During the the Vivatech conference that took place in Paris from june 30th to July 2nd and gathered 5000 startups, investors, 500 speakers and 45 000 attendees I spent some time on the AXA booth, one of the more voluntarist french companies regarding to digital transformation and had the opportunity to meet some of the people making this transformation happen.
For a company like AXA, digital impacts not only the business, operations but also distribution. What makes the matter even more significant is that insurance agents are entrepreneurs, not employees, and they can see digital distribution as a competition coming from their main partner. That’s what I discussed with FrÃ©dÃ©ric Tardy, Chief Marketing & Distribution Officer at AXA.
Bertrand Duperrin :Hello FrÃ©dÃ©ric. What does digital mean regarding to distribution for a company like AXA ?
BD : More generally, what are the stakes related to digital on the marketing and distribution side for an insurance company like you ?
FT : Actually we have two main work streams.
The first is the disruption of insurance. To handle this one we have labs in San Francisco and Shanghai to capture the main trends, understand the customer and identify possible partnerships. We also have the AXA Strategic Ventures fund that helps us to invest in startups. Last, we have an internal program called KAMET that helps us to start our own startups, with our own talents and assets.

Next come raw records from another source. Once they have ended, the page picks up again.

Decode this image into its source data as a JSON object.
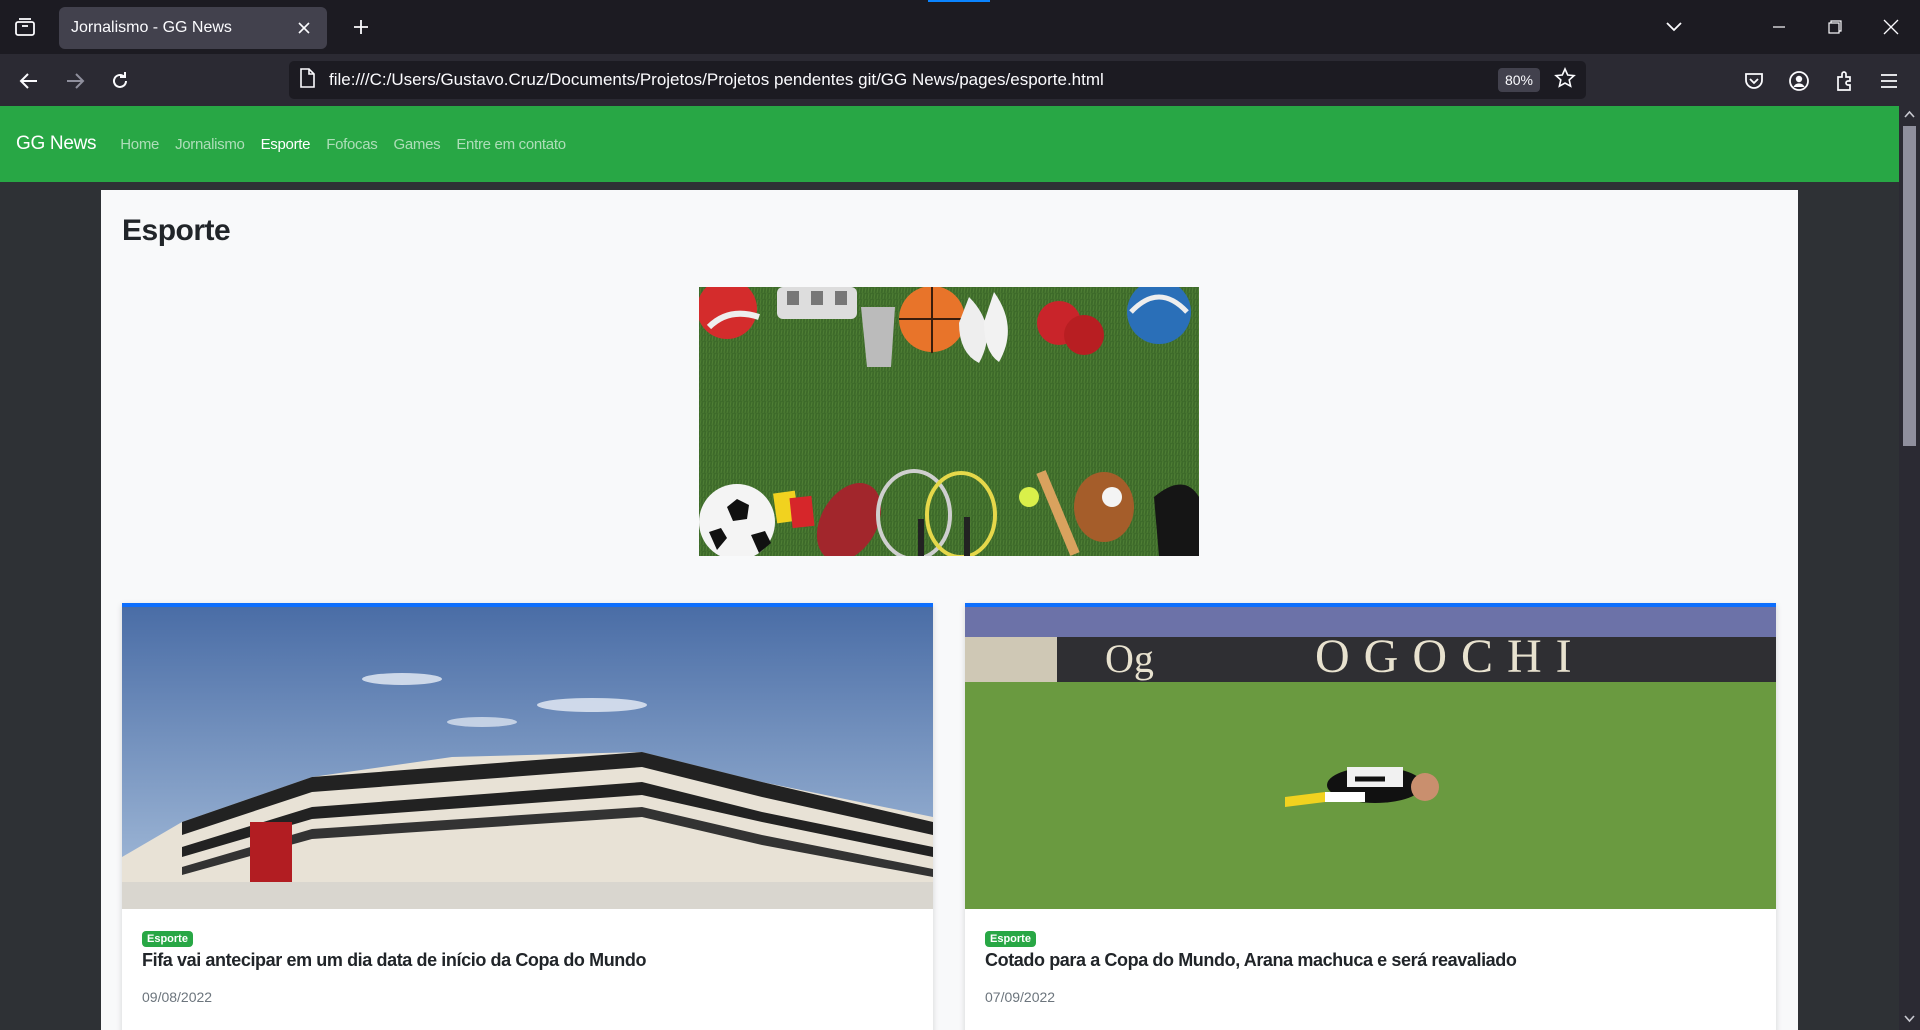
{
  "browser": {
    "tab_title": "Jornalismo - GG News",
    "url": "file:///C:/Users/Gustavo.Cruz/Documents/Projetos/Projetos pendentes git/GG News/pages/esporte.html",
    "zoom": "80%"
  },
  "site": {
    "brand": "GG News",
    "nav": [
      {
        "label": "Home"
      },
      {
        "label": "Jornalismo"
      },
      {
        "label": "Esporte"
      },
      {
        "label": "Fofocas"
      },
      {
        "label": "Games"
      },
      {
        "label": "Entre em contato"
      }
    ],
    "active_nav": "Esporte"
  },
  "page": {
    "title": "Esporte"
  },
  "cards": [
    {
      "badge": "Esporte",
      "title": "Fifa vai antecipar em um dia data de início da Copa do Mundo",
      "date": "09/08/2022"
    },
    {
      "badge": "Esporte",
      "title": "Cotado para a Copa do Mundo, Arana machuca e será reavaliado",
      "date": "07/09/2022"
    }
  ],
  "colors": {
    "site_nav": "#28a745",
    "card_accent": "#0d6efd",
    "badge": "#28a745"
  }
}
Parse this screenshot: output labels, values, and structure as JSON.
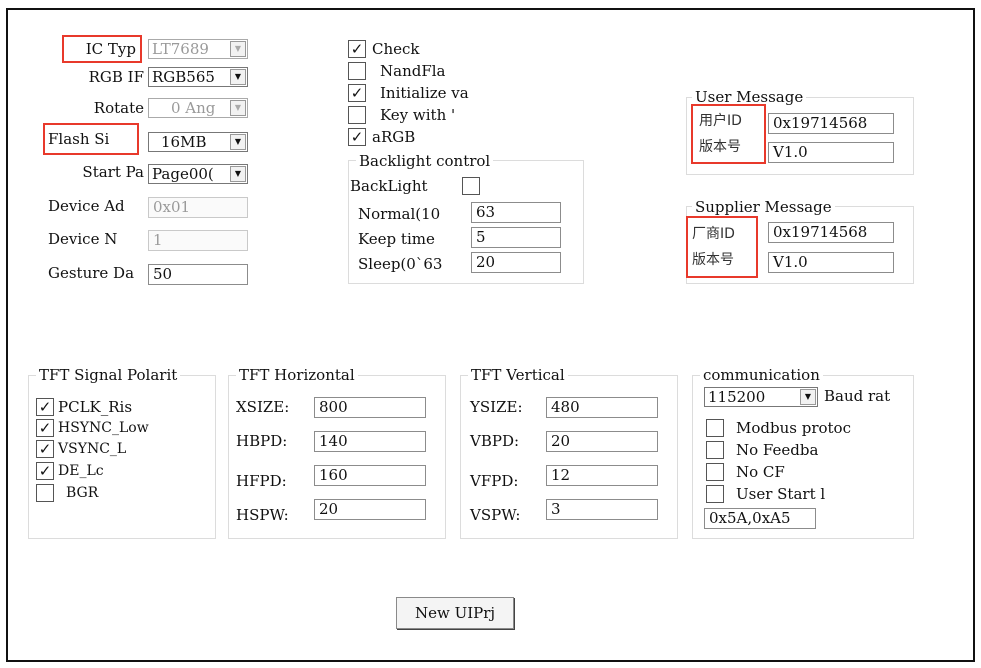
{
  "left_settings": {
    "ic_type": {
      "label": "IC Typ",
      "value": "LT7689"
    },
    "rgb_if": {
      "label": "RGB IF",
      "value": "RGB565"
    },
    "rotate": {
      "label": "Rotate",
      "value": "0 Ang"
    },
    "flash_size": {
      "label": "Flash Si",
      "value": "16MB"
    },
    "start_page": {
      "label": "Start Pa",
      "value": "Page00("
    },
    "device_addr": {
      "label": "Device Ad",
      "value": "0x01"
    },
    "device_n": {
      "label": "Device N",
      "value": "1"
    },
    "gesture": {
      "label": "Gesture Da",
      "value": "50"
    }
  },
  "options": [
    {
      "label": "Check",
      "checked": true
    },
    {
      "label": "NandFla",
      "checked": false
    },
    {
      "label": "Initialize va",
      "checked": true
    },
    {
      "label": "Key with '",
      "checked": false
    },
    {
      "label": "aRGB",
      "checked": true
    }
  ],
  "backlight": {
    "title": "Backlight control",
    "backlight_label": "BackLight",
    "backlight_checked": false,
    "normal": {
      "label": "Normal(10",
      "value": "63"
    },
    "keep_time": {
      "label": "Keep time",
      "value": "5"
    },
    "sleep": {
      "label": "Sleep(0`63",
      "value": "20"
    }
  },
  "user_message": {
    "title": "User Message",
    "id_label": "用户ID",
    "id_value": "0x19714568",
    "ver_label": "版本号",
    "ver_value": "V1.0"
  },
  "supplier_message": {
    "title": "Supplier Message",
    "id_label": "厂商ID",
    "id_value": "0x19714568",
    "ver_label": "版本号",
    "ver_value": "V1.0"
  },
  "polarity": {
    "title": "TFT Signal Polarit",
    "items": [
      {
        "label": "PCLK_Ris",
        "checked": true
      },
      {
        "label": "HSYNC_Low",
        "checked": true
      },
      {
        "label": "VSYNC_L",
        "checked": true
      },
      {
        "label": "DE_Lc",
        "checked": true
      },
      {
        "label": "BGR",
        "checked": false
      }
    ]
  },
  "horizontal": {
    "title": "TFT Horizontal",
    "xsize": {
      "label": "XSIZE:",
      "value": "800"
    },
    "hbpd": {
      "label": "HBPD:",
      "value": "140"
    },
    "hfpd": {
      "label": "HFPD:",
      "value": "160"
    },
    "hspw": {
      "label": "HSPW:",
      "value": "20"
    }
  },
  "vertical": {
    "title": "TFT Vertical",
    "ysize": {
      "label": "YSIZE:",
      "value": "480"
    },
    "vbpd": {
      "label": "VBPD:",
      "value": "20"
    },
    "vfpd": {
      "label": "VFPD:",
      "value": "12"
    },
    "vspw": {
      "label": "VSPW:",
      "value": "3"
    }
  },
  "communication": {
    "title": "communication",
    "baud_value": "115200",
    "baud_label": "Baud rat",
    "items": [
      {
        "label": "Modbus protoc",
        "checked": false
      },
      {
        "label": "No Feedba",
        "checked": false
      },
      {
        "label": "No CF",
        "checked": false
      },
      {
        "label": "User Start l",
        "checked": false
      }
    ],
    "start_bytes": "0x5A,0xA5"
  },
  "new_button": "New UIPrj",
  "colors": {
    "highlight": "#e8392b",
    "border": "#111111"
  },
  "check_glyph": "✓"
}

The second is AXA’s core business. It’s about making our distributors sell our products through digital assets. So we equipped our agents with Ipads Pro and built worldwide partnerships with LinkedIn or Facebook to make our agents present and visible on these platforms.
BD : How did you do with the agents ? They’re entrepreneurs and not employees so they can be scared of seeing you selling some products directly to the customer.
FT : First of all we took a long time to explain them that the world of insurance was omnichannel. Customers don’t follow a path that’s either fully digital or physical. They take information in our branches and take out online or get information online and then go to a branch to take out. It depends on the product.
There are still insurance agents in the Valley
The best evidence for that is that there are still insurance agents in the Valley while book stores and travel agencies have disappeared. Financial products are complex and often imply a long term engagement. One cas take out an auto insurance online but preparing for retirement is a more complex matter. Deciding to save every months is not instinctive, not a natural behavior.
In the insurance business the physical touchpoint will stay and still account for most of our revenue. It will decrease in percentage of operations but will remain the biggest revenue driver.
BD : It implies a new definition of insurance jobs.
FT : Of course. Being an insurance agent is not a sales job anymore but an advisory one. 70% of the decision is made online but deals are closed in agencies.
People most stop setting physical and digital against each other. When the agent uses a tablet to sell a product, make a simulation, is it a digital or a physical activity ? Digital is present in every interaction.
Consumers want agility, simplicity and human contact
There is only one thing to bear in mind : consumers want agility, simplicity and human contact. All at the same time. It’s our job to deliver on this.
BD : How did you onboard everyone in this project ?
FT : We used a Corporate Open Online Courses solution (COOC) to train our 150 000 employees. Besides that we trained in a specific fashion 600 leaders.
Anyone must understand that employees are the ambassadors of the transformation. Nothing happens without them, nothing is possible. They are at the heart of the program.
Moreover we started a program called Start-In for them. It’s a collaborative innovation program that resulted in the submission of 850 projects and 28 000 employees voting to choose the best.
Insurance agent ? A job for the future ?
Agents are in a more specific situation. We had to accompany them, reassure them regarding to the future of their job, show that it’s a job for the future. We started accompanying them 3 years ago.
BD : When will this work end ?
FT : In a very long time. We’re just at the beginning of the disruption in the insurance world so we’re far from the finish line. It’s an ongoing process.
For example we’re insuring 19 millions of Blablacar users, through Blablacar. It’s a new model, we’re not insuring the vehicle but mobility.
BD : By insuring the new usages promoted by such startups you’re turning these startups into a new distribution channel.
FT : Oui absolutely, they’re becoming the distributors of a new model.
Insurance brings trust in the sharing economy. The sharing economy can’t work without trust. Insurance brings trust in a community. When my daughter takes the train I’m not wondering if the SNCF (Rail company) is insured but when she uses a car sharing service I want to be sure that the driver is.
BD : And how do you see the future ?
FT :Â With no surprise, the future is about data. Insurance has always been about data. In France we have the best data scientists in the world. The future of insurance is InsurTech and AXA is a major player in this field. We organized the InsurTech summit in Shanghai.
Insurance companies have always been data companies and will stay like that.
There’s also the blockchain. We invested in Blockstream.
We also invested in Africa Internet Group who is the e-commerce leader in Africa, ahead of Amazon.
BD : Will data change everything for you?
FT : No. As insurers we’ve always been a data company and this is not going to change. What changes is that data is now important for anyone, at an unprecedented scale.
BD : Thank you FrÃ©dÃ©ric